    Police reports have linked Amedy Coulabaly to the Charlie Hebdo attack. The Kouaci brothers are suspected of killing 12 people there with high-powered weapons.

    Before the raid in Dammartin-en-Goele, French security forces said they were in contact with the brothers.

    Massive manhunt

    More than 88,000 police and security forces had been searching for the two men. A third suspect in the Charlie Hebdo shootings, 18-year-old Hamyd Mourad, surrendered to police on Wednesday. His connection to the gunmen remains unclear.

    In the attack on Thursday, a policewoman was shot and killed while responding to a traffic accident.

    "Right now, we have to do everything to ensure the protection of our citizens." That is what President Francois Holland told government officials at a meeting at France's Interior Ministry. The Reuters news service reported his comments.

    As a safety measure, police on Friday also ordered the closing of all businesses in the Jewish Marais neighborhood of central Paris. The area is about a kilometer from the offices of Charlie Hedbo.

    Radical Islamist Ties

    Both Kouachi brothers reportedly had links to Islamic extremists. The New York Times newspaper reports that Said Kouachi received terrorist training in Yemen in 2011. His brother Cherif once served prison time for his involvement with suspected terrorists.

    Hundreds of French nationals have gone to Iraq and Syria to join jihadist fighters.

    Charlie Hebdo continues

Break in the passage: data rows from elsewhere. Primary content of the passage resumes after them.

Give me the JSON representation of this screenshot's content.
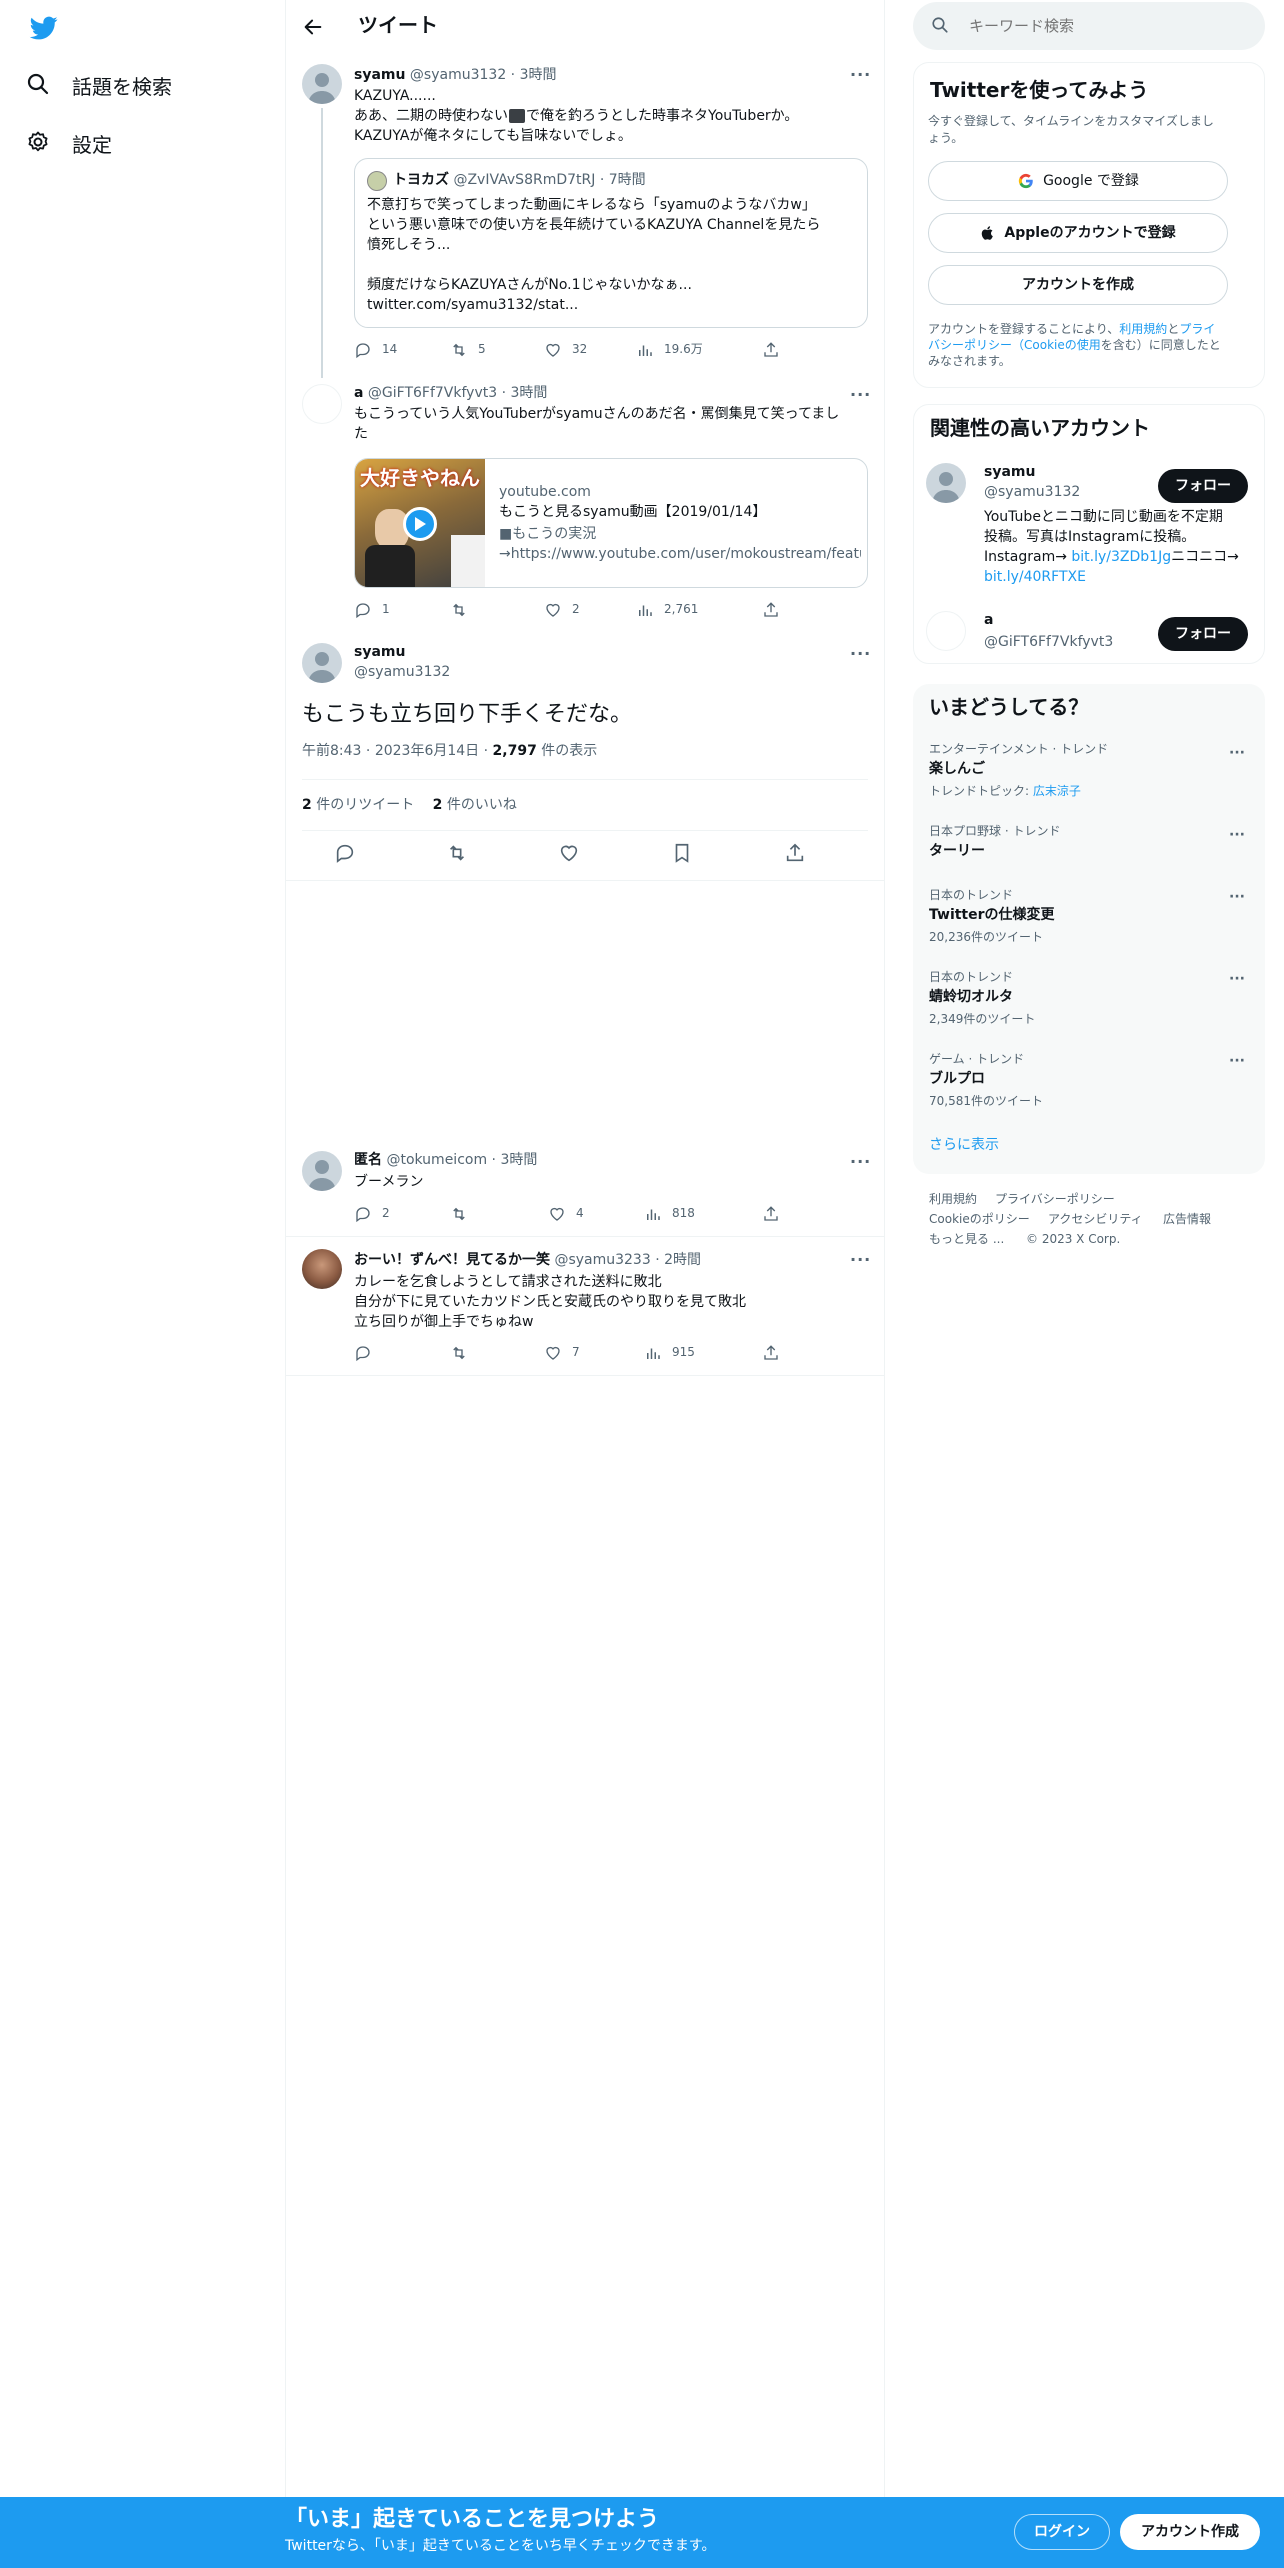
{
  "nav": {
    "explore_label": "話題を検索",
    "settings_label": "設定"
  },
  "header": {
    "title": "ツイート"
  },
  "parent_tweet": {
    "name": "syamu",
    "handle": "@syamu3132",
    "time": "3時間",
    "line1": "KAZUYA......",
    "line2_pre": "ああ、二期の時使わない",
    "line2_post": "で俺を釣ろうとした時事ネタYouTuberか。",
    "line3": "KAZUYAが俺ネタにしても旨味ないでしょ。",
    "quote": {
      "name": "トヨカズ",
      "handle": "@ZvIVAvS8RmD7tRJ",
      "time": "7時間",
      "line1": "不意打ちで笑ってしまった動画にキレるなら「syamuのようなバカw」",
      "line2": "という悪い意味での使い方を長年続けているKAZUYA Channelを見たら",
      "line3": "憤死しそう...",
      "line4": "頻度だけならKAZUYAさんがNo.1じゃないかなぁ...",
      "line5": "twitter.com/syamu3132/stat..."
    },
    "replies": "14",
    "retweets": "5",
    "likes": "32",
    "views": "19.6万"
  },
  "reply_tweet_a": {
    "name": "a",
    "handle": "@GiFT6Ff7Vkfyvt3",
    "time": "3時間",
    "line1": "もこうっていう人気YouTuberがsyamuさんのあだ名・罵倒集見て笑ってまし",
    "line2": "た",
    "card": {
      "domain": "youtube.com",
      "title": "もこうと見るsyamu動画【2019/01/14】",
      "desc1": "■もこうの実況",
      "desc2": "→https://www.youtube.com/user/mokoustream/featu...",
      "thumb_text": "大好きやねん"
    },
    "replies": "1",
    "likes": "2",
    "views": "2,761"
  },
  "main_tweet": {
    "name": "syamu",
    "handle": "@syamu3132",
    "text": "もこうも立ち回り下手くそだな。",
    "time": "午前8:43",
    "date": "2023年6月14日",
    "views_count": "2,797",
    "views_label": "件の表示",
    "retweet_count": "2",
    "retweet_label": "件のリツイート",
    "like_count": "2",
    "like_label": "件のいいね"
  },
  "replies": [
    {
      "name": "匿名",
      "handle": "@tokumeicom",
      "time": "3時間",
      "text": "ブーメラン",
      "replies": "2",
      "likes": "4",
      "views": "818"
    },
    {
      "name": "おーい！ずんべ！見てるか一笑",
      "handle": "@syamu3233",
      "time": "2時間",
      "line1": "カレーを乞食しようとして請求された送料に敗北",
      "line2": "自分が下に見ていたカツドン氏と安蔵氏のやり取りを見て敗北",
      "line3": "立ち回りが御上手でちゅねw",
      "likes": "7",
      "views": "915"
    }
  ],
  "search": {
    "placeholder": "キーワード検索"
  },
  "signup": {
    "title": "Twitterを使ってみよう",
    "subtitle1": "今すぐ登録して、タイムラインをカスタマイズしまし",
    "subtitle2": "ょう。",
    "google_label": "Google で登録",
    "apple_label": "Appleのアカウントで登録",
    "create_label": "アカウントを作成",
    "terms_pre": "アカウントを登録することにより、",
    "terms_link1": "利用規約",
    "terms_and": "と",
    "terms_link2": "プライ",
    "terms_link3": "バシーポリシー（Cookieの使用",
    "terms_post1": "を含む）に同意したと",
    "terms_post2": "みなされます。"
  },
  "related": {
    "title": "関連性の高いアカウント",
    "follow_label": "フォロー",
    "accounts": [
      {
        "name": "syamu",
        "handle": "@syamu3132",
        "bio1": "YouTubeとニコ動に同じ動画を不定期",
        "bio2": "投稿。写真はInstagramに投稿。",
        "bio3_pre": "Instagram→ ",
        "bio3_link": "bit.ly/3ZDb1Jg",
        "bio3_post": "ニコニコ→",
        "bio4_link": "bit.ly/40RFTXE"
      },
      {
        "name": "a",
        "handle": "@GiFT6Ff7Vkfyvt3"
      }
    ]
  },
  "trends": {
    "title": "いまどうしてる？",
    "items": [
      {
        "category": "エンターテインメント · トレンド",
        "name": "楽しんご",
        "topic_label": "トレンドトピック: ",
        "topic": "広末涼子"
      },
      {
        "category": "日本プロ野球 · トレンド",
        "name": "ターリー"
      },
      {
        "category": "日本のトレンド",
        "name": "Twitterの仕様変更",
        "count": "20,236件のツイート"
      },
      {
        "category": "日本のトレンド",
        "name": "蜻蛉切オルタ",
        "count": "2,349件のツイート"
      },
      {
        "category": "ゲーム · トレンド",
        "name": "ブルプロ",
        "count": "70,581件のツイート"
      }
    ],
    "show_more": "さらに表示"
  },
  "footer": {
    "links": [
      "利用規約",
      "プライバシーポリシー",
      "Cookieのポリシー",
      "アクセシビリティ",
      "広告情報",
      "もっと見る ...",
      "© 2023 X Corp."
    ]
  },
  "bottom_bar": {
    "headline": "「いま」起きていることを見つけよう",
    "sub": "Twitterなら、「いま」起きていることをいち早くチェックできます。",
    "login_label": "ログイン",
    "signup_label": "アカウント作成"
  },
  "colors": {
    "accent": "#1d9bf0",
    "text": "#0f1419",
    "muted": "#536471",
    "border": "#eff3f4"
  }
}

    Also Friday, the French newspaper Liberation made room for the surviving Charlie Hebdo journalists to prepare for their next edition. Charlie Hebdo is known for making fun of all religions, including Islam. The cartoonists and writers have returned under heavy police protection, Reuters reported.

    Grieving for victims

    People hold a placard which reads "I am Muslim, I am Jewish, I am Catholic, I am Charlie" at a vigil, following the shooting at the satirical newspaper Charlie Hebdo, Jan. 8, 2015.

    Mourning continues for those killed at the satirical magazine, and for two policemen who were among the dead.

    Parisians stood in silence in a cold rain Thursday. They held up pens and pencils as a sign of the right to free speech. The lights of the Eiffel Tower were turned down Thursday night to honor the victims.

    The United Nations Security Council held a moment of silence before its meeting Thursday.

    I'm Anne Ball.

    This report was based on a story from reporter Lisa Bryant in Paris and material from The Associated Press, AFP and Reuters. Anne Ball wrote it for VOA Learning English. George Grow was the editor.